_Description of the task_
Only the number is needed: how many lines in the entries below contain the string "kind"?

_Record set_
---
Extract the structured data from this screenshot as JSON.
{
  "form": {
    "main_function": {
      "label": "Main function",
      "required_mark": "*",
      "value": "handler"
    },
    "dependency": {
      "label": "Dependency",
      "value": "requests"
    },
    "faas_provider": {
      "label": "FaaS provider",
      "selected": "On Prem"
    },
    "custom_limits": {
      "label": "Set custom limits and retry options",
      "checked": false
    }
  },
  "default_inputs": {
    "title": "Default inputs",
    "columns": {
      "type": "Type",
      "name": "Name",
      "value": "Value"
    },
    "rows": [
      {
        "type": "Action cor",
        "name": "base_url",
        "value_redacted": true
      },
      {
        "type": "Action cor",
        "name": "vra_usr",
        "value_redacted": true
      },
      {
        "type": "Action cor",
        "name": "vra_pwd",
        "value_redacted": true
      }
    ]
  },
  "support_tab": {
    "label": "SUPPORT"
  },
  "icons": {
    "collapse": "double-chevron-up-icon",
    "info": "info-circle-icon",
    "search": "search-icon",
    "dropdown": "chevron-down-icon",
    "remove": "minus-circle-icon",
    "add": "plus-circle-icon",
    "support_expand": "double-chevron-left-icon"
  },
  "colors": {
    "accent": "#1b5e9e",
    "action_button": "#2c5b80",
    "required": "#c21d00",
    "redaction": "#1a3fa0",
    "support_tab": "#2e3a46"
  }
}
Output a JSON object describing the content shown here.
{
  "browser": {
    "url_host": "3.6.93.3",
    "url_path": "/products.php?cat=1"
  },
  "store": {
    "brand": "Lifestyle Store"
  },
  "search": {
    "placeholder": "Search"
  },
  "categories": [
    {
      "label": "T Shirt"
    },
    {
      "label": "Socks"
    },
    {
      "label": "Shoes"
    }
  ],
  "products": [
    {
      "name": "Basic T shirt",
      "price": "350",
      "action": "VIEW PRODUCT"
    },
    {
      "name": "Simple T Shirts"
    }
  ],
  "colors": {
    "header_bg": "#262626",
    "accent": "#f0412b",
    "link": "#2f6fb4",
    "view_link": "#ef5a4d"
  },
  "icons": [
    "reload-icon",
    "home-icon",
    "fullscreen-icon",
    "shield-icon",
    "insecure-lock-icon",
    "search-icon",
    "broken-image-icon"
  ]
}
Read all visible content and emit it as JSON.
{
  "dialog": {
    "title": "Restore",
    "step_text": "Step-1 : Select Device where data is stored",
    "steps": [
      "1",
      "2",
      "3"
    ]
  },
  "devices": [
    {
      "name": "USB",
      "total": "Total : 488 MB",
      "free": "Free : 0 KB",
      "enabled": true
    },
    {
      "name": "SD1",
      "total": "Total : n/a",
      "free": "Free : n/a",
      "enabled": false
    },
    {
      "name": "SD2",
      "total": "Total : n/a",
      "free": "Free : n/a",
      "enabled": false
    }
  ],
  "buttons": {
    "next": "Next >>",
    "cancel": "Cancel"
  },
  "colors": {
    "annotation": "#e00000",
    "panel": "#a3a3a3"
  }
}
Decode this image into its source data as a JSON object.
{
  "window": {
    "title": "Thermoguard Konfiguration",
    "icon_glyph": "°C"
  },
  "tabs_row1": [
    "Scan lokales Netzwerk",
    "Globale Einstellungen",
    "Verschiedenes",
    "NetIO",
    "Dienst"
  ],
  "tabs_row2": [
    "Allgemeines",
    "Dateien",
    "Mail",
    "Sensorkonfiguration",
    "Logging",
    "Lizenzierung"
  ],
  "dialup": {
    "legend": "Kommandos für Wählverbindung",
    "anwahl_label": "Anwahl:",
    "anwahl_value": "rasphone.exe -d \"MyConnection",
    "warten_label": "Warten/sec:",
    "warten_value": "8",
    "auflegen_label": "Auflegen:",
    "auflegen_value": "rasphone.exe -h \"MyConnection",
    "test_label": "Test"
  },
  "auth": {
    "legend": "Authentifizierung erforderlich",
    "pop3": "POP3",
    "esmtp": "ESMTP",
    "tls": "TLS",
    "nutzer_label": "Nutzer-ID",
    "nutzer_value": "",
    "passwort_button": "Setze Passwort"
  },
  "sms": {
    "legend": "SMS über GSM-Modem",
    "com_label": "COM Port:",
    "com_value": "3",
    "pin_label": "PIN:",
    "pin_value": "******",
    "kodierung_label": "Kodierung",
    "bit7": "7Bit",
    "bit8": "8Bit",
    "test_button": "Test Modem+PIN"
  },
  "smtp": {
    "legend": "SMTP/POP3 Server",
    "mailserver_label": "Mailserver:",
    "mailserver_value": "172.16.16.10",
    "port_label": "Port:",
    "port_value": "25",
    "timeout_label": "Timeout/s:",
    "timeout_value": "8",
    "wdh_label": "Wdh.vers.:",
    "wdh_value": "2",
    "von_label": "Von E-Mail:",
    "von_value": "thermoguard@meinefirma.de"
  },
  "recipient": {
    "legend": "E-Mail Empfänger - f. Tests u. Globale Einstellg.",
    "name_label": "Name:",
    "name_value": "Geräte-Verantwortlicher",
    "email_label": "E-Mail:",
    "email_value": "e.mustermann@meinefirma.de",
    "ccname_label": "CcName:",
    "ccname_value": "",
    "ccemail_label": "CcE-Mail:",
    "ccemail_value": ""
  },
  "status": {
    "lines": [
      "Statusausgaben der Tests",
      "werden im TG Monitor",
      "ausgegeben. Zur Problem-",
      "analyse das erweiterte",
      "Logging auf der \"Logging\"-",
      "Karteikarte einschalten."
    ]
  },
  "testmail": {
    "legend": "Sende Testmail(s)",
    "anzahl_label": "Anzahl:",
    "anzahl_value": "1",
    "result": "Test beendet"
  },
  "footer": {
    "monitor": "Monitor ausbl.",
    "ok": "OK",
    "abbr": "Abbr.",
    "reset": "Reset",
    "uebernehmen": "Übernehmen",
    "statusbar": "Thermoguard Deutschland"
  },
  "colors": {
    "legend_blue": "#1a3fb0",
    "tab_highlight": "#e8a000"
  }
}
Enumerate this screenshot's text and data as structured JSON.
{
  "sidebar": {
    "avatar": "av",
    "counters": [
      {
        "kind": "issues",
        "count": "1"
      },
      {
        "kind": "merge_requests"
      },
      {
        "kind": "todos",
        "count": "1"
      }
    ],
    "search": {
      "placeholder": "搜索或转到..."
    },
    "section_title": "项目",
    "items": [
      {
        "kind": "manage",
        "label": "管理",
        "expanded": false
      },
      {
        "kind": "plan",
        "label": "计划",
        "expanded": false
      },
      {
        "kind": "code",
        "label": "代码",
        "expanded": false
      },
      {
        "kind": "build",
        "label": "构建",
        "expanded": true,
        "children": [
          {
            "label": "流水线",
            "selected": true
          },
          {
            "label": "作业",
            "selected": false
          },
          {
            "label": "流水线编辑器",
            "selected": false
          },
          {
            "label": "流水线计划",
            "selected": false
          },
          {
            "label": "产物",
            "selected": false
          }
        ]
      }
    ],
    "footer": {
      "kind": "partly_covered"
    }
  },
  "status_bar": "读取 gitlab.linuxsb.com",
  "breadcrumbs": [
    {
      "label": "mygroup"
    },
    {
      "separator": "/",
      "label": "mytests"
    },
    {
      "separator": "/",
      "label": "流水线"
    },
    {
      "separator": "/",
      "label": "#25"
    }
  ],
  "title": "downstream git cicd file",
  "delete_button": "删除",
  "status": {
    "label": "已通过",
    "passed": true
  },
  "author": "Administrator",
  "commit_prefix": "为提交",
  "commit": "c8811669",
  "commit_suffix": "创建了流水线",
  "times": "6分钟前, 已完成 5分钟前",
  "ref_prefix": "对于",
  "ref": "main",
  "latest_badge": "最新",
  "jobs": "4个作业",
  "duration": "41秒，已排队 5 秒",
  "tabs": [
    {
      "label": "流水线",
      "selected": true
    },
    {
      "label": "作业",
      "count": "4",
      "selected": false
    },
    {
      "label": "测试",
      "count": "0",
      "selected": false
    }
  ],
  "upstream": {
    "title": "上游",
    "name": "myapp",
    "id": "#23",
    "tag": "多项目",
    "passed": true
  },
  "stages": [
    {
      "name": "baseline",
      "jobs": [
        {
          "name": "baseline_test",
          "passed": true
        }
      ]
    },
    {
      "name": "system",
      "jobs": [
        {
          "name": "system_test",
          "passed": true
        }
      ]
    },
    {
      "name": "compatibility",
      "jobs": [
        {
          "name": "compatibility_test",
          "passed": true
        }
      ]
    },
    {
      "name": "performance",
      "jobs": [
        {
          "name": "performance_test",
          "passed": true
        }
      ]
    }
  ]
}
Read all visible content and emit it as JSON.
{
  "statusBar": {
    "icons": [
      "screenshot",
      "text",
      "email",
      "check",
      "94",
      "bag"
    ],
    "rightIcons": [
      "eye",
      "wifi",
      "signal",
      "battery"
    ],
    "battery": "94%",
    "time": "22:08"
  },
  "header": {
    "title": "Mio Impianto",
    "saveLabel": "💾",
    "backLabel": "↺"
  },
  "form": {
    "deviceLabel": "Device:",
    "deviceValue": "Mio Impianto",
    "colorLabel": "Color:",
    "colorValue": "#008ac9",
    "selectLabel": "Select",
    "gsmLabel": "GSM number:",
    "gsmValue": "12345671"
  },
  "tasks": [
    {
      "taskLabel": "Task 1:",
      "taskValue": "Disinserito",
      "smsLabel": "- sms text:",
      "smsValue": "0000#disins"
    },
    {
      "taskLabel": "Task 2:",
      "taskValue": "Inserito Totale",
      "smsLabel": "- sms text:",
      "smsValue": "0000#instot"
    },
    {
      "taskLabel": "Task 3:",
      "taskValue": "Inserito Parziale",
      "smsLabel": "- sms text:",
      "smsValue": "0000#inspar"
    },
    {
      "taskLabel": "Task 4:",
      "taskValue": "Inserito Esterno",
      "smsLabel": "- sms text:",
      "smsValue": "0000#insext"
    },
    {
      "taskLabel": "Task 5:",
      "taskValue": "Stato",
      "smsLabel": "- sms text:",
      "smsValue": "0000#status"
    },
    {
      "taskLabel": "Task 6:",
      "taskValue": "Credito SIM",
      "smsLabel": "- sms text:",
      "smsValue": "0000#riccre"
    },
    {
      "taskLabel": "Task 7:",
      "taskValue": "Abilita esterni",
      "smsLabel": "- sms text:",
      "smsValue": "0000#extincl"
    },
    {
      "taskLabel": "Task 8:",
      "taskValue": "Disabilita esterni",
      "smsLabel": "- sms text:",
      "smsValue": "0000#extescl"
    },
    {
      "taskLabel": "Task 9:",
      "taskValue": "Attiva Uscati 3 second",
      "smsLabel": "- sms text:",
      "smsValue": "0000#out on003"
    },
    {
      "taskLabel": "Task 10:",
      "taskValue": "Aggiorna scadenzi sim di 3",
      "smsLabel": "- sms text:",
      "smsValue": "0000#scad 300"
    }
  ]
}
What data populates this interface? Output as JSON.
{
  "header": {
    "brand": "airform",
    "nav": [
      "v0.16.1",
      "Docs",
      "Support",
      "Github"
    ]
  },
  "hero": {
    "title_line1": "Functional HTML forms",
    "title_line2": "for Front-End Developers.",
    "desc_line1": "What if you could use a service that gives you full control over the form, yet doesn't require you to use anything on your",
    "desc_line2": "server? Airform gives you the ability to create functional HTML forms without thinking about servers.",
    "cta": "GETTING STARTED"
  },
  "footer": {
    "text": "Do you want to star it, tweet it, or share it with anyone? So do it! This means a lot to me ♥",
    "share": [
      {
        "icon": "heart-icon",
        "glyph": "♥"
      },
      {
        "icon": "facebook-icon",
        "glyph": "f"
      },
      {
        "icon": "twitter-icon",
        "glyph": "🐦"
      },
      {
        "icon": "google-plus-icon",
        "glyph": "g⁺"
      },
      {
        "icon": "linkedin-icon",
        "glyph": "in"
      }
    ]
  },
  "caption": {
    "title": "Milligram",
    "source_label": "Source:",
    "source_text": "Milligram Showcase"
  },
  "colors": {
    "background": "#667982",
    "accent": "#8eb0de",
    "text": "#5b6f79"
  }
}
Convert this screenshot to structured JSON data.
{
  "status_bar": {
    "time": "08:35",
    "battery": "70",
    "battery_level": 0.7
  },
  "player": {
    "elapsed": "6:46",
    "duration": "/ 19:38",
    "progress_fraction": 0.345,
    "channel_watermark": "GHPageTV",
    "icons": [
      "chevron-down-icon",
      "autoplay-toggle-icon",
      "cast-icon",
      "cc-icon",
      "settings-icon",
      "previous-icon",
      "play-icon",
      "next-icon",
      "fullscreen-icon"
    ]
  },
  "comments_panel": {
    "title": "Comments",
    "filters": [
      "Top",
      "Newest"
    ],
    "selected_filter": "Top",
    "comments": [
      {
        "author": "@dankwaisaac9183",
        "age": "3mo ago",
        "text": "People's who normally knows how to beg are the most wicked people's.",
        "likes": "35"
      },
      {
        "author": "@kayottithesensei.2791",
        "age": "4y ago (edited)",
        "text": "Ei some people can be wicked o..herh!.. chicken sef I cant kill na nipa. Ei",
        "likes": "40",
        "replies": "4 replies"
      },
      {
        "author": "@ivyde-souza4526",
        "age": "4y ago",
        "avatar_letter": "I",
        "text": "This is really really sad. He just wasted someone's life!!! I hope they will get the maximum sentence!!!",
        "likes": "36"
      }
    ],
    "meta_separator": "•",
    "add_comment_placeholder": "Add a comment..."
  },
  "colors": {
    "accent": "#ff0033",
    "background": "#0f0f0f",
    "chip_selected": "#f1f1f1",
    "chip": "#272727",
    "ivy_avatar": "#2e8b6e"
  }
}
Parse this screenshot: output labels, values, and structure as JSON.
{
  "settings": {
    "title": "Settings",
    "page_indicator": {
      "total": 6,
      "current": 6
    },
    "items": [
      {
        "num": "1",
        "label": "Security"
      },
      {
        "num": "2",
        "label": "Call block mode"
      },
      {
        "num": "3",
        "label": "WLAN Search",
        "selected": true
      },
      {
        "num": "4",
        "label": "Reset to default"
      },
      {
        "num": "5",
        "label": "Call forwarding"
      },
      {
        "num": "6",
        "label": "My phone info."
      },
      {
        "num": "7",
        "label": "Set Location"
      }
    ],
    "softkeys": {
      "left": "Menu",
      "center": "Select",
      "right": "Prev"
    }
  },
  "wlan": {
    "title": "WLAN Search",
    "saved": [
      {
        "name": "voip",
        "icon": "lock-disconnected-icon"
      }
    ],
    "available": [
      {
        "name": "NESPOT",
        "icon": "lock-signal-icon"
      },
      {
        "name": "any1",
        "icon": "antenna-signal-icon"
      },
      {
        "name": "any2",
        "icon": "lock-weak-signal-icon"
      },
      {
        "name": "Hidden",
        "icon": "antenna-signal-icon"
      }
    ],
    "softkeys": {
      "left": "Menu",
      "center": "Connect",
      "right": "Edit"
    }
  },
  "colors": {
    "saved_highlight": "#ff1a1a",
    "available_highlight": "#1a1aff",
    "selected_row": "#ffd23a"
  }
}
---
_Response to the task_
8